[Entries from a dataset of interfaces]
>>

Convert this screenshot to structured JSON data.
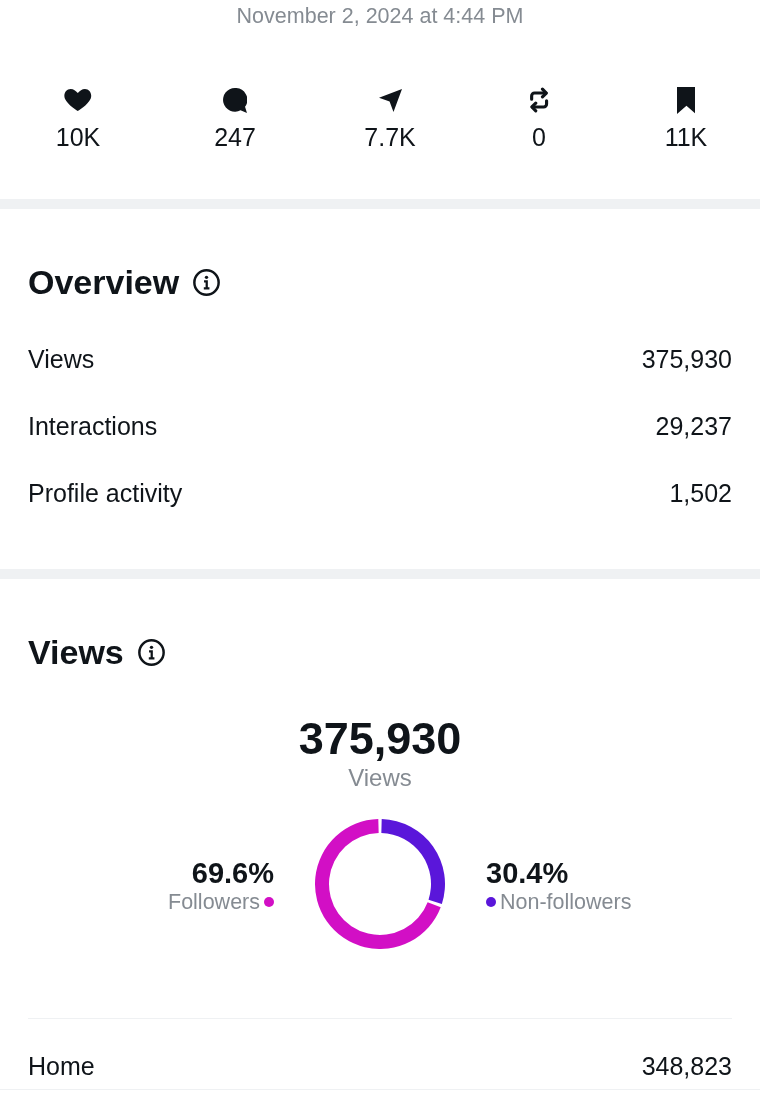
{
  "timestamp": "November 2, 2024 at 4:44 PM",
  "engagement": [
    {
      "kind": "like",
      "value": "10K"
    },
    {
      "kind": "reply",
      "value": "247"
    },
    {
      "kind": "share",
      "value": "7.7K"
    },
    {
      "kind": "repost",
      "value": "0"
    },
    {
      "kind": "bookmark",
      "value": "11K"
    }
  ],
  "overview": {
    "title": "Overview",
    "rows": [
      {
        "label": "Views",
        "value": "375,930"
      },
      {
        "label": "Interactions",
        "value": "29,237"
      },
      {
        "label": "Profile activity",
        "value": "1,502"
      }
    ]
  },
  "views": {
    "title": "Views",
    "total": "375,930",
    "total_label": "Views",
    "chart_data": {
      "type": "donut",
      "categories": [
        "Followers",
        "Non-followers"
      ],
      "values": [
        69.6,
        30.4
      ],
      "value_labels": [
        "69.6%",
        "30.4%"
      ],
      "colors": [
        "#d20fc5",
        "#5a16da"
      ]
    },
    "sources": [
      {
        "label": "Home",
        "value": "348,823"
      }
    ]
  }
}
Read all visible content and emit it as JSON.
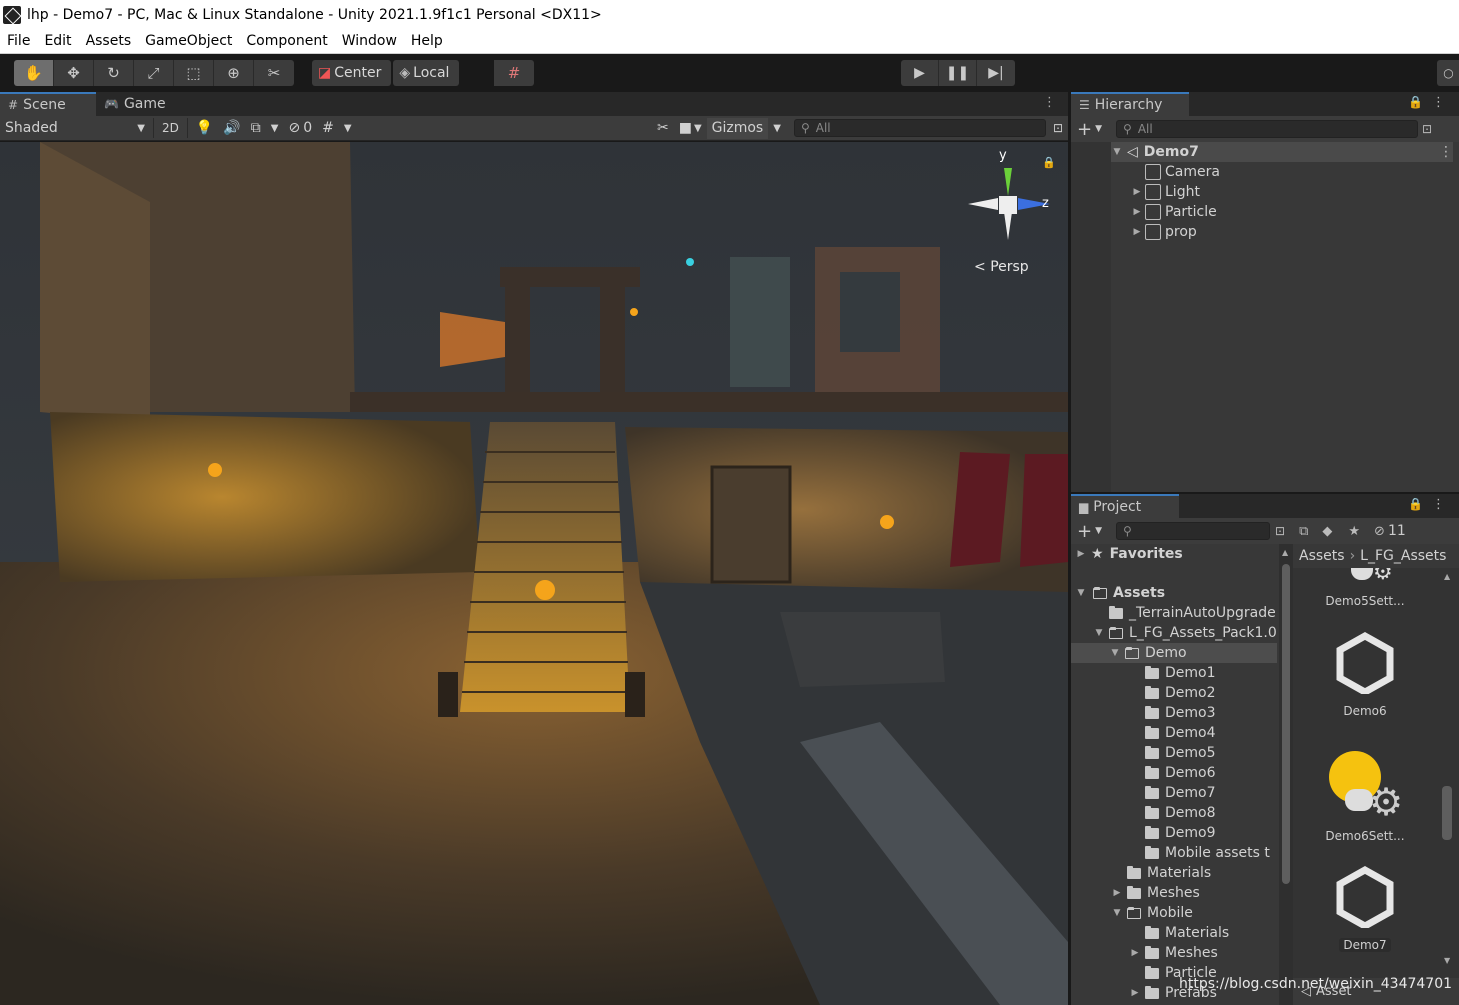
{
  "window": {
    "title": "lhp - Demo7 - PC, Mac & Linux Standalone - Unity 2021.1.9f1c1 Personal <DX11>"
  },
  "menu": [
    "File",
    "Edit",
    "Assets",
    "GameObject",
    "Component",
    "Window",
    "Help"
  ],
  "toolbar": {
    "tools": [
      "hand-tool-icon",
      "move-tool-icon",
      "rotate-tool-icon",
      "scale-tool-icon",
      "rect-tool-icon",
      "transform-tool-icon",
      "custom-tool-icon"
    ],
    "pivot_label": "Center",
    "space_label": "Local"
  },
  "scene": {
    "tabs": {
      "scene": "Scene",
      "game": "Game"
    },
    "draw_mode": "Shaded",
    "mode_2d": "2D",
    "hidden_count": "0",
    "gizmos_label": "Gizmos",
    "search_placeholder": "All",
    "persp_label": "Persp",
    "axis_y": "y",
    "axis_z": "z"
  },
  "hierarchy": {
    "tab": "Hierarchy",
    "search_placeholder": "All",
    "scene_name": "Demo7",
    "items": [
      "Camera",
      "Light",
      "Particle",
      "prop"
    ]
  },
  "project": {
    "tab": "Project",
    "hidden_count": "11",
    "favorites": "Favorites",
    "assets_root": "Assets",
    "tree": {
      "terrain": "_TerrainAutoUpgrade",
      "pack": "L_FG_Assets_Pack1.0",
      "demo": "Demo",
      "demos": [
        "Demo1",
        "Demo2",
        "Demo3",
        "Demo4",
        "Demo5",
        "Demo6",
        "Demo7",
        "Demo8",
        "Demo9",
        "Mobile assets t"
      ],
      "materials": "Materials",
      "meshes": "Meshes",
      "mobile": "Mobile",
      "mobile_children": [
        "Materials",
        "Meshes",
        "Particle",
        "Prefabs"
      ]
    },
    "breadcrumb": [
      "Assets",
      "L_FG_Assets"
    ],
    "tiles": [
      "Demo5Sett...",
      "Demo6",
      "Demo6Sett...",
      "Demo7"
    ],
    "footer": "Asset",
    "watermark": "https://blog.csdn.net/weixin_43474701"
  }
}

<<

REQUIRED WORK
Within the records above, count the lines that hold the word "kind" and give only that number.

SOLUTION FOR THIS EXERCISE
5